### [Exercise requirements]
Nothing in the data may be altered; restate all of it exactly.

### [Supplied material]
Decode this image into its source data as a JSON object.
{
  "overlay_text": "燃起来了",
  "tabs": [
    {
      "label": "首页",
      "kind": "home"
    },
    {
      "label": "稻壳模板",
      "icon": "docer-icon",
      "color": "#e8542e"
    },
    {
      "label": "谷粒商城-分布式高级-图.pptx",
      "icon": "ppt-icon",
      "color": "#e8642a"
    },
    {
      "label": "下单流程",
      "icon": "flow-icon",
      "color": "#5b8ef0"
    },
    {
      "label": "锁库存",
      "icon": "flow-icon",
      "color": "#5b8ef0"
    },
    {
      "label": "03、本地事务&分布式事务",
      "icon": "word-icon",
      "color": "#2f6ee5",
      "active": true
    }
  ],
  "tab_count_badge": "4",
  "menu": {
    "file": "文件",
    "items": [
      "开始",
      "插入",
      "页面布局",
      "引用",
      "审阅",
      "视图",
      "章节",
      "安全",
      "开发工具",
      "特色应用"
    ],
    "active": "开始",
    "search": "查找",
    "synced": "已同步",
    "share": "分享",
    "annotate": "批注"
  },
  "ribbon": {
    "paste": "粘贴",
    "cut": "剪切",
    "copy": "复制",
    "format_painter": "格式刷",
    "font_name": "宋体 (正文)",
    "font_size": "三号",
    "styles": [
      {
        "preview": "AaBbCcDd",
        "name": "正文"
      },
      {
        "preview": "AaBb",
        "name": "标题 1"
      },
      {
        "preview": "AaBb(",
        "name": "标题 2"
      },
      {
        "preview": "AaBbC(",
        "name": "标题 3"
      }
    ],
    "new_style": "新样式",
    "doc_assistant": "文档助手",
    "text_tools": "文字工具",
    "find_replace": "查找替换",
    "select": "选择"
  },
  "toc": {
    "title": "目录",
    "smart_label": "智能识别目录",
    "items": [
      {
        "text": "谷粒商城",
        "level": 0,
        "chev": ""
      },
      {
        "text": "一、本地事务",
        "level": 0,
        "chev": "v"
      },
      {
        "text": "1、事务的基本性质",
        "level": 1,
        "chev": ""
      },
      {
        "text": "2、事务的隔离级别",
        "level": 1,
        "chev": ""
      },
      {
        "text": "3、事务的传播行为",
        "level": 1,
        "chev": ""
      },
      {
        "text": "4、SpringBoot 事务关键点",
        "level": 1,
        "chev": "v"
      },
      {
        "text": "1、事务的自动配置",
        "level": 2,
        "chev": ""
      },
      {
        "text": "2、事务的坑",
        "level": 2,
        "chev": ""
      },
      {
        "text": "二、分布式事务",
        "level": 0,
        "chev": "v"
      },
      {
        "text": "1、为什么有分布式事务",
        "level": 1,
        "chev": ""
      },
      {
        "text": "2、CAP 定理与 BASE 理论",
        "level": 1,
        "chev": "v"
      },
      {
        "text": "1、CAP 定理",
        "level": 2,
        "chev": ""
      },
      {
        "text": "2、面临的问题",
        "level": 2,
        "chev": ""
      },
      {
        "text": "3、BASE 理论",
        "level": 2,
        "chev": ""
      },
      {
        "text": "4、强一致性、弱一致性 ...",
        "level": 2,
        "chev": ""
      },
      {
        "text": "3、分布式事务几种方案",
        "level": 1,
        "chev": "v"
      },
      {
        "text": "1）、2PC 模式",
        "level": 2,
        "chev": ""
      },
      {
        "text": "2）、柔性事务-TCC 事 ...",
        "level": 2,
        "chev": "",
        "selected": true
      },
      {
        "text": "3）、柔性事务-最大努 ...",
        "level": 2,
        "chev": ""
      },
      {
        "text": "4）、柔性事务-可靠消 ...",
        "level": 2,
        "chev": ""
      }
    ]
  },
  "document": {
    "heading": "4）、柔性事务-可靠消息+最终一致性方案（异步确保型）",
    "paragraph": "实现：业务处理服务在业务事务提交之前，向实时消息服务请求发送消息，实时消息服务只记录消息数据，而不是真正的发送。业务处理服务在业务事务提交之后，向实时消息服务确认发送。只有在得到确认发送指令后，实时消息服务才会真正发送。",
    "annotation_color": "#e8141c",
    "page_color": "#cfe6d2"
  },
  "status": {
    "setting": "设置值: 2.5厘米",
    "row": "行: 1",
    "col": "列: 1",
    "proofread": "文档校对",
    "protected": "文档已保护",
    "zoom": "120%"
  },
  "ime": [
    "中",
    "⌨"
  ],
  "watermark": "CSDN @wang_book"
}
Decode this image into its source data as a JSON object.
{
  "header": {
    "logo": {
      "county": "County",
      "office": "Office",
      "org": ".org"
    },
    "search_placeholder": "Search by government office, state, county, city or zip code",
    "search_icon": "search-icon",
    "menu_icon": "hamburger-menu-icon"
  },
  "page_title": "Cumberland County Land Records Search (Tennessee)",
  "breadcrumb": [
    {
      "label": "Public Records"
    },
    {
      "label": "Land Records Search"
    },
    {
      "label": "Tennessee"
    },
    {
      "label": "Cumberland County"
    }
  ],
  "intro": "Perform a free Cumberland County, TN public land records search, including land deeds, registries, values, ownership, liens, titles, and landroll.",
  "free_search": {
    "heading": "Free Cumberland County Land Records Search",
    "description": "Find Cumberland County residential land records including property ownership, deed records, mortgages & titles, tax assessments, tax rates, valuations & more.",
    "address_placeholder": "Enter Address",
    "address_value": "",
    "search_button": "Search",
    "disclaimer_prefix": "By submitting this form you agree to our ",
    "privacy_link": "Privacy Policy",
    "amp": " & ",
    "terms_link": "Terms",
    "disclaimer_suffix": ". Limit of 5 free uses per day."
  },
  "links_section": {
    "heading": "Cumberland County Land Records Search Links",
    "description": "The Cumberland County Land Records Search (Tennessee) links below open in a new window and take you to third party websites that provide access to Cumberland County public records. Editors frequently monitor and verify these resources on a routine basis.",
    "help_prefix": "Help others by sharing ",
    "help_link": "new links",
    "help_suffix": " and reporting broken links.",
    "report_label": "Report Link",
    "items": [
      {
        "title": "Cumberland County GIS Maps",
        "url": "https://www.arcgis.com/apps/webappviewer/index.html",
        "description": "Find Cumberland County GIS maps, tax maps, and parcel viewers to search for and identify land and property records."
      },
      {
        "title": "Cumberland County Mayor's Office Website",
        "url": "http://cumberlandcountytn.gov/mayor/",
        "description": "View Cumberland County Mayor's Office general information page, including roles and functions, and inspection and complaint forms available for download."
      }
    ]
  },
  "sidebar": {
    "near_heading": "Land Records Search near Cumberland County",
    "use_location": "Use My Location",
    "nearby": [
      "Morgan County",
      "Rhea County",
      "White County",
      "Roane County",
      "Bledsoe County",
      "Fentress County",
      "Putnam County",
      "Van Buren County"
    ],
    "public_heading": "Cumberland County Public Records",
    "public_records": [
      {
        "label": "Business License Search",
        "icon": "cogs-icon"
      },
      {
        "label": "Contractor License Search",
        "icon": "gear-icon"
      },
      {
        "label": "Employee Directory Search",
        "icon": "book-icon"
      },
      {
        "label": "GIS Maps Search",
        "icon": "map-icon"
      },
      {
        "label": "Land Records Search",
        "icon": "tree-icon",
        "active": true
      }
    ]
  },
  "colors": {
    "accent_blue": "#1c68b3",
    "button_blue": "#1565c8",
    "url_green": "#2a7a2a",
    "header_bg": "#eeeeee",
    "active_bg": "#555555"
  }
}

### [Problem solution]
Decode this image into its source data as a JSON object.
{
  "overlay_text": "燃起来了",
  "tabs": [
    {
      "label": "首页",
      "kind": "home"
    },
    {
      "label": "稻壳模板",
      "icon": "docer-icon",
      "color": "#e8542e"
    },
    {
      "label": "谷粒商城-分布式高级-图.pptx",
      "icon": "ppt-icon",
      "color": "#e8642a"
    },
    {
      "label": "下单流程",
      "icon": "flow-icon",
      "color": "#5b8ef0"
    },
    {
      "label": "锁库存",
      "icon": "flow-icon",
      "color": "#5b8ef0"
    },
    {
      "label": "03、本地事务&分布式事务",
      "icon": "word-icon",
      "color": "#2f6ee5",
      "active": true
    }
  ],
  "tab_count_badge": "4",
  "menu": {
    "file": "文件",
    "items": [
      "开始",
      "插入",
      "页面布局",
      "引用",
      "审阅",
      "视图",
      "章节",
      "安全",
      "开发工具",
      "特色应用"
    ],
    "active": "开始",
    "search": "查找",
    "synced": "已同步",
    "share": "分享",
    "annotate": "批注"
  },
  "ribbon": {
    "paste": "粘贴",
    "cut": "剪切",
    "copy": "复制",
    "format_painter": "格式刷",
    "font_name": "宋体 (正文)",
    "font_size": "三号",
    "styles": [
      {
        "preview": "AaBbCcDd",
        "name": "正文"
      },
      {
        "preview": "AaBb",
        "name": "标题 1"
      },
      {
        "preview": "AaBb(",
        "name": "标题 2"
      },
      {
        "preview": "AaBbC(",
        "name": "标题 3"
      }
    ],
    "new_style": "新样式",
    "doc_assistant": "文档助手",
    "text_tools": "文字工具",
    "find_replace": "查找替换",
    "select": "选择"
  },
  "toc": {
    "title": "目录",
    "smart_label": "智能识别目录",
    "items": [
      {
        "text": "谷粒商城",
        "level": 0,
        "chev": ""
      },
      {
        "text": "一、本地事务",
        "level": 0,
        "chev": "v"
      },
      {
        "text": "1、事务的基本性质",
        "level": 1,
        "chev": ""
      },
      {
        "text": "2、事务的隔离级别",
        "level": 1,
        "chev": ""
      },
      {
        "text": "3、事务的传播行为",
        "level": 1,
        "chev": ""
      },
      {
        "text": "4、SpringBoot 事务关键点",
        "level": 1,
        "chev": "v"
      },
      {
        "text": "1、事务的自动配置",
        "level": 2,
        "chev": ""
      },
      {
        "text": "2、事务的坑",
        "level": 2,
        "chev": ""
      },
      {
        "text": "二、分布式事务",
        "level": 0,
        "chev": "v"
      },
      {
        "text": "1、为什么有分布式事务",
        "level": 1,
        "chev": ""
      },
      {
        "text": "2、CAP 定理与 BASE 理论",
        "level": 1,
        "chev": "v"
      },
      {
        "text": "1、CAP 定理",
        "level": 2,
        "chev": ""
      },
      {
        "text": "2、面临的问题",
        "level": 2,
        "chev": ""
      },
      {
        "text": "3、BASE 理论",
        "level": 2,
        "chev": ""
      },
      {
        "text": "4、强一致性、弱一致性 ...",
        "level": 2,
        "chev": ""
      },
      {
        "text": "3、分布式事务几种方案",
        "level": 1,
        "chev": "v"
      },
      {
        "text": "1）、2PC 模式",
        "level": 2,
        "chev": ""
      },
      {
        "text": "2）、柔性事务-TCC 事 ...",
        "level": 2,
        "chev": "",
        "selected": true
      },
      {
        "text": "3）、柔性事务-最大努 ...",
        "level": 2,
        "chev": ""
      },
      {
        "text": "4）、柔性事务-可靠消 ...",
        "level": 2,
        "chev": ""
      }
    ]
  },
  "document": {
    "heading": "4）、柔性事务-可靠消息+最终一致性方案（异步确保型）",
    "paragraph": "实现：业务处理服务在业务事务提交之前，向实时消息服务请求发送消息，实时消息服务只记录消息数据，而不是真正的发送。业务处理服务在业务事务提交之后，向实时消息服务确认发送。只有在得到确认发送指令后，实时消息服务才会真正发送。",
    "annotation_color": "#e8141c",
    "page_color": "#cfe6d2"
  },
  "status": {
    "setting": "设置值: 2.5厘米",
    "row": "行: 1",
    "col": "列: 1",
    "proofread": "文档校对",
    "protected": "文档已保护",
    "zoom": "120%"
  },
  "ime": [
    "中",
    "⌨"
  ],
  "watermark": "CSDN @wang_book"
}
Decode this image into its source data as a JSON object.
{
  "header": {
    "logo": {
      "county": "County",
      "office": "Office",
      "org": ".org"
    },
    "search_placeholder": "Search by government office, state, county, city or zip code",
    "search_icon": "search-icon",
    "menu_icon": "hamburger-menu-icon"
  },
  "page_title": "Cumberland County Land Records Search (Tennessee)",
  "breadcrumb": [
    {
      "label": "Public Records"
    },
    {
      "label": "Land Records Search"
    },
    {
      "label": "Tennessee"
    },
    {
      "label": "Cumberland County"
    }
  ],
  "intro": "Perform a free Cumberland County, TN public land records search, including land deeds, registries, values, ownership, liens, titles, and landroll.",
  "free_search": {
    "heading": "Free Cumberland County Land Records Search",
    "description": "Find Cumberland County residential land records including property ownership, deed records, mortgages & titles, tax assessments, tax rates, valuations & more.",
    "address_placeholder": "Enter Address",
    "address_value": "",
    "search_button": "Search",
    "disclaimer_prefix": "By submitting this form you agree to our ",
    "privacy_link": "Privacy Policy",
    "amp": " & ",
    "terms_link": "Terms",
    "disclaimer_suffix": ". Limit of 5 free uses per day."
  },
  "links_section": {
    "heading": "Cumberland County Land Records Search Links",
    "description": "The Cumberland County Land Records Search (Tennessee) links below open in a new window and take you to third party websites that provide access to Cumberland County public records. Editors frequently monitor and verify these resources on a routine basis.",
    "help_prefix": "Help others by sharing ",
    "help_link": "new links",
    "help_suffix": " and reporting broken links.",
    "report_label": "Report Link",
    "items": [
      {
        "title": "Cumberland County GIS Maps",
        "url": "https://www.arcgis.com/apps/webappviewer/index.html",
        "description": "Find Cumberland County GIS maps, tax maps, and parcel viewers to search for and identify land and property records."
      },
      {
        "title": "Cumberland County Mayor's Office Website",
        "url": "http://cumberlandcountytn.gov/mayor/",
        "description": "View Cumberland County Mayor's Office general information page, including roles and functions, and inspection and complaint forms available for download."
      }
    ]
  },
  "sidebar": {
    "near_heading": "Land Records Search near Cumberland County",
    "use_location": "Use My Location",
    "nearby": [
      "Morgan County",
      "Rhea County",
      "White County",
      "Roane County",
      "Bledsoe County",
      "Fentress County",
      "Putnam County",
      "Van Buren County"
    ],
    "public_heading": "Cumberland County Public Records",
    "public_records": [
      {
        "label": "Business License Search",
        "icon": "cogs-icon"
      },
      {
        "label": "Contractor License Search",
        "icon": "gear-icon"
      },
      {
        "label": "Employee Directory Search",
        "icon": "book-icon"
      },
      {
        "label": "GIS Maps Search",
        "icon": "map-icon"
      },
      {
        "label": "Land Records Search",
        "icon": "tree-icon",
        "active": true
      }
    ]
  },
  "colors": {
    "accent_blue": "#1c68b3",
    "button_blue": "#1565c8",
    "url_green": "#2a7a2a",
    "header_bg": "#eeeeee",
    "active_bg": "#555555"
  }
}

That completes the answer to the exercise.